Oceans. Why the Ocean? Why Sharks Matter. Reduce Carbon, Save Species. Statistics - ITOPF. Ocean Acidification: The Basics. Animation created by Sarah Cooley, Woods Hole Oceanographic Institution, showing a computer recreation of surface ocean pH from 1895 to the present and a forecast of ocean pH between now and 2100 under current emission rates.
The pH scale is shown on the right. Carbon dioxide is naturally present in tiny amounts in the atmosphere; however, since humans started burning fossil fuels at the beginning of the industrial age, carbon dioxide levels have increased dramatically. Carbon dioxide is a gas that plants combine with energy from the sun to create food. It is also a greenhouse gas: it traps the heat of the sun and keeps it from reflecting back into space. Today the oceans absorb about 25 percent of the CO2 released every year. Scientists use the pH scale to measure the concentration of hydrogen (H) ions in a solution on a scale of 0 to 14. Ocean acidification takes place when excess CO2 from the atmosphere dissolves in the ocean and combines with seawater to form carbonic acid.
Altered Oceans, Part Two. Protecting the Ocean. World’s Largest Single Marine Reserve Created in Pacific The area around the Pitcairn Islands is one of the most pristine places on Earth.

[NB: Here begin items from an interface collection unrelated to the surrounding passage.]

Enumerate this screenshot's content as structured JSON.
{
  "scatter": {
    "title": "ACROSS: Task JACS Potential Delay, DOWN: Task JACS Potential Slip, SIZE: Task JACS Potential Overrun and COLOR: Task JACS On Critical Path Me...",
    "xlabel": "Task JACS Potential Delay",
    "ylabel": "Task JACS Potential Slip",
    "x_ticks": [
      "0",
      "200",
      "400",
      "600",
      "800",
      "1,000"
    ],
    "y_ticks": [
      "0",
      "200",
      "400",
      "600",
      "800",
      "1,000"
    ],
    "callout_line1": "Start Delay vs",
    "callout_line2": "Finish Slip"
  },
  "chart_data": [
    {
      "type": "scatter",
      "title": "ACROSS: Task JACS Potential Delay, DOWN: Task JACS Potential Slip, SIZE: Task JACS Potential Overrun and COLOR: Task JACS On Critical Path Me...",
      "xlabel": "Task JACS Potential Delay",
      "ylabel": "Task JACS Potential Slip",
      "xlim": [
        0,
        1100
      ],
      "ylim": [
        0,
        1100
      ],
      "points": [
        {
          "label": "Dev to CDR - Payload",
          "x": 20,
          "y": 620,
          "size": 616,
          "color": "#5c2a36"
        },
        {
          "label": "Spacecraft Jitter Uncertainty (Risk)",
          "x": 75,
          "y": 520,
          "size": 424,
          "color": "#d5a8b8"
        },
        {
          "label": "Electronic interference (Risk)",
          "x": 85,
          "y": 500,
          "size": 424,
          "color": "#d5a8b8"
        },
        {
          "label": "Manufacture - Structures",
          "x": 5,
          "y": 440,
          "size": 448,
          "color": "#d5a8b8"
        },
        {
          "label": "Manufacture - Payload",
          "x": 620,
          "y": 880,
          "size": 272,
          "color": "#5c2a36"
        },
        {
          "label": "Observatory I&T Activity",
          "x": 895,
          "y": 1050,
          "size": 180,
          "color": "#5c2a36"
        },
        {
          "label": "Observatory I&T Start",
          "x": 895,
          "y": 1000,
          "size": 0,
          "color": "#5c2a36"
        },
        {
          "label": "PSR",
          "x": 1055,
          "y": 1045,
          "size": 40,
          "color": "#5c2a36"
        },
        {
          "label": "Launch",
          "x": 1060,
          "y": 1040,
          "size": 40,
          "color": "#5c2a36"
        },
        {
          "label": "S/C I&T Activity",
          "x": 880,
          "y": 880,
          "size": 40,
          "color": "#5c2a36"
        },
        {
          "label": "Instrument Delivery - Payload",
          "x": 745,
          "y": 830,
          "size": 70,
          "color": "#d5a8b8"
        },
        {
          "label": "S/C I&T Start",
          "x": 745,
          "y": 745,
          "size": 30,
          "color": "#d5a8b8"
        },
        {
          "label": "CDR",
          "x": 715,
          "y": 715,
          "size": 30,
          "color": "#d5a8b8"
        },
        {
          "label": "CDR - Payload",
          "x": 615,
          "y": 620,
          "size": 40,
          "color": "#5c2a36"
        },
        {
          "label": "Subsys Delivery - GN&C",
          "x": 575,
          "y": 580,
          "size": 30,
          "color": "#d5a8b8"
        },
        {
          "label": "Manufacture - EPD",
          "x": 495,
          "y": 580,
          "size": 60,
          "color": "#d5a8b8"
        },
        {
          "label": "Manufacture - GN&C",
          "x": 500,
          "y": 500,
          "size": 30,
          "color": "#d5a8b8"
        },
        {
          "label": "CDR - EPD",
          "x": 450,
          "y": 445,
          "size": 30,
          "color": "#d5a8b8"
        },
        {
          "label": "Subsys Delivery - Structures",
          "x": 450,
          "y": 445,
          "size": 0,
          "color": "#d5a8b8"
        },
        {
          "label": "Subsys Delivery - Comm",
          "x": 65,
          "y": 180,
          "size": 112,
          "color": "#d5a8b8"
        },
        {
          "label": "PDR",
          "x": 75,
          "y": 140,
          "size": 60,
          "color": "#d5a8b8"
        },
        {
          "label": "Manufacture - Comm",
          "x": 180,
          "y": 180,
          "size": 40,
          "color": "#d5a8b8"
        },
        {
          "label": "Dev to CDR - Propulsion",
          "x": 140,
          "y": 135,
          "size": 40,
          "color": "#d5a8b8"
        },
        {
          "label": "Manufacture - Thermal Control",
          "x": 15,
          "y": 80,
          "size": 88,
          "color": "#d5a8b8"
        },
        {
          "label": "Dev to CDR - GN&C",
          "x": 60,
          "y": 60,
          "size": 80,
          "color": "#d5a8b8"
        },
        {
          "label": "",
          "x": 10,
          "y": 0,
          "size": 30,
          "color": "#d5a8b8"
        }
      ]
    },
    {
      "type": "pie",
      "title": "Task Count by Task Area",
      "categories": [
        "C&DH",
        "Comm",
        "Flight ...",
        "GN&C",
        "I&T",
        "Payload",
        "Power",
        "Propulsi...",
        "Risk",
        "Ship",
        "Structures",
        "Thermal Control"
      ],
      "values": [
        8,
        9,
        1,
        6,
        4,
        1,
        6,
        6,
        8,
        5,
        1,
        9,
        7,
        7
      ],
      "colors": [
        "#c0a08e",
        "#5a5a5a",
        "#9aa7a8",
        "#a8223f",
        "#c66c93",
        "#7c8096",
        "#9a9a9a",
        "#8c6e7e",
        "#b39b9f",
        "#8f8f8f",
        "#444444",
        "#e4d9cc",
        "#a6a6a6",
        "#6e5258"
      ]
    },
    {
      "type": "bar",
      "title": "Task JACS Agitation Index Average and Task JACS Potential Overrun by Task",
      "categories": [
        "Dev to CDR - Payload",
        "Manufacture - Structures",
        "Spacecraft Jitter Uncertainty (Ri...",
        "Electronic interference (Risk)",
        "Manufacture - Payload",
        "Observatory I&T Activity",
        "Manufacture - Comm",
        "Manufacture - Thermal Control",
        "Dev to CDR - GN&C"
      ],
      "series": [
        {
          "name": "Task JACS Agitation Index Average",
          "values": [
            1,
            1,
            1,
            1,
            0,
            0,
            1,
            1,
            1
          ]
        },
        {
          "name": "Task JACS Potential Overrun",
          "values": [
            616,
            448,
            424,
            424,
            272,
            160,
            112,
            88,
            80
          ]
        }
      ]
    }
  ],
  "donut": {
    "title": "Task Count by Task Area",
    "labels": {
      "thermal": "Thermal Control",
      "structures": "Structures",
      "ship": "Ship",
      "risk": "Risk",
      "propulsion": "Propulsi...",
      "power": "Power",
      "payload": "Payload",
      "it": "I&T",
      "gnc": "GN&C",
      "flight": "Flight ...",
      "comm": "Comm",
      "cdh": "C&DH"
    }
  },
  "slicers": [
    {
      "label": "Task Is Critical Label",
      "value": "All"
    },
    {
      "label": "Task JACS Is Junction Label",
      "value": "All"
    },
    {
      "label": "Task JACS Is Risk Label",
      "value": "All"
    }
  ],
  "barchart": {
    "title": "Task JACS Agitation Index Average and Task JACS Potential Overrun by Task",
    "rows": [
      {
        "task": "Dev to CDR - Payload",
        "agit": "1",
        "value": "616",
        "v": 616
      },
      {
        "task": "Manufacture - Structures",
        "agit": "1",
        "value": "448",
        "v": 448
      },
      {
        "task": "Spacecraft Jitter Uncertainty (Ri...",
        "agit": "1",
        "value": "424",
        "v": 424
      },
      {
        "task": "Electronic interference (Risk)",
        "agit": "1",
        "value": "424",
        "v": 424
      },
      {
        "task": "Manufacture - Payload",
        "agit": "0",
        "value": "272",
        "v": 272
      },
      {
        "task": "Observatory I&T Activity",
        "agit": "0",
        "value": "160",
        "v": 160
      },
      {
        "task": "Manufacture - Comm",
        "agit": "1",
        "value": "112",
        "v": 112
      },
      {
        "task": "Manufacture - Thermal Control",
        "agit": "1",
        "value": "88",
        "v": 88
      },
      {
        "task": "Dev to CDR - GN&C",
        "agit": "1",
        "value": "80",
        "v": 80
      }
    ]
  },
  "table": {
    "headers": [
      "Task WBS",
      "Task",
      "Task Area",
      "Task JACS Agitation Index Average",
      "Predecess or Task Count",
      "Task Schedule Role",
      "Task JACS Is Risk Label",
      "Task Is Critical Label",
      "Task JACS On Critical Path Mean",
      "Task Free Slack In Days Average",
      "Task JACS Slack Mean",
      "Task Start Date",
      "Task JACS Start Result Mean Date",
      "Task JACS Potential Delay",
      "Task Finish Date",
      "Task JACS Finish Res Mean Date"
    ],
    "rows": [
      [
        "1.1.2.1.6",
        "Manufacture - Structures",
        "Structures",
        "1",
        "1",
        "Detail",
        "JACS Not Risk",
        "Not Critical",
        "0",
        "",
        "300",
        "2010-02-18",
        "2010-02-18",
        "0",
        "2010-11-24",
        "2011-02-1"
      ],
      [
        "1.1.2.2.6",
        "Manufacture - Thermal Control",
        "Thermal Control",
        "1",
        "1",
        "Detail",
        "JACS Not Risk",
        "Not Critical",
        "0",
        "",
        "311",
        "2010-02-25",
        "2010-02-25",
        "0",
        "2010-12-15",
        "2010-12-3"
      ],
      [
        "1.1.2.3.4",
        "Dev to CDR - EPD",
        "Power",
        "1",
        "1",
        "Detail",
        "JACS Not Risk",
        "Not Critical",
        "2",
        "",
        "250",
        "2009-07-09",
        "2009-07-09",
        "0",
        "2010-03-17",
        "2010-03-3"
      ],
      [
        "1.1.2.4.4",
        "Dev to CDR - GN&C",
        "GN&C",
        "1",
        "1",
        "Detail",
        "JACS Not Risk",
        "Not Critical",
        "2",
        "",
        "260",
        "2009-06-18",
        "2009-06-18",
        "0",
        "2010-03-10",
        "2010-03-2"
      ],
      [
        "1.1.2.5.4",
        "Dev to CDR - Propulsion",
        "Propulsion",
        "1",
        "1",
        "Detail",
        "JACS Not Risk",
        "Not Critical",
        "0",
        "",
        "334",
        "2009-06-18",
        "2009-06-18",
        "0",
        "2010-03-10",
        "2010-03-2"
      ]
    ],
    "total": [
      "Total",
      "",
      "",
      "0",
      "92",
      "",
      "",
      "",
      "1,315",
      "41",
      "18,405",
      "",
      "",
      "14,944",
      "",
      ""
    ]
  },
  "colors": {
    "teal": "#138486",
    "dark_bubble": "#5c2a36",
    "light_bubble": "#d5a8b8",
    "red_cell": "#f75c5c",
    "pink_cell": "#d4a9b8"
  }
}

Swimming With Wildlife in the Seychelles Meet some of the wildlife enountered on the latest Pristine Seas expedition to the Seychelles. Value passed to resize filter must be a valid URL. Gabon Unveils Huge Marine Reserve The protected area will cover 18,000 square miles of ocean—home to great hammerhead sharks, manta rays, whale sharks, and tiger sharks. Watch: Rare Sea Devil Fish Caught Made famous in the movie Finding Nemo, a sea devil is caught on film for the first time. Mapping the World's (Few) Protected Seas Gabon and the U.S. have new marine reserves, but just a fraction of the seas are protected. The Antarctic's New Way to Melt Ice shelves lose more mass through melting where the ice meets the sea than by shedding icebergs, a new study says.
Get Involved — Ocean Education Publishing. Protecting Sustainable Resources. Startling Images of the Tons of Trash in the World's Oceans. <br/><a href=" ABC US news</a> | <a href=" World News</a> Copy Nearly 270,000 tons of plastic are floating in the world's oceans, according to a new study.
That's divided into at least 5.25 trillion plastic pieces, researchers wrote. Or, enough to fill more than 38,500 garbage trucks, the Associated Press reported. "Plastics of all sizes were found in all ocean regions," said the report, published on Wednesday in the scientific journal PLOS ONE. AFP/Getty Images PHOTO: Plastic bags and other rubbish are collected from the waters and shoreline of Manila Bay during a campaign by environmental activists and volunteers calling for a ban of the use of plastic bags, July 3, 2014 UIG via Getty Images PHOTO: Juvenile Herring Gull with plastic rubbish in its beak, Newquay, Cornwall, England.
Researchers only measured plastic floating at the surface of the oceans, and not at the ocean floor, and the study doesn't take into consideration any of the other trash polluting the seas.
Pollution. Protecting the Ocean. Global warming. Turtle egg issues. Oil Spills.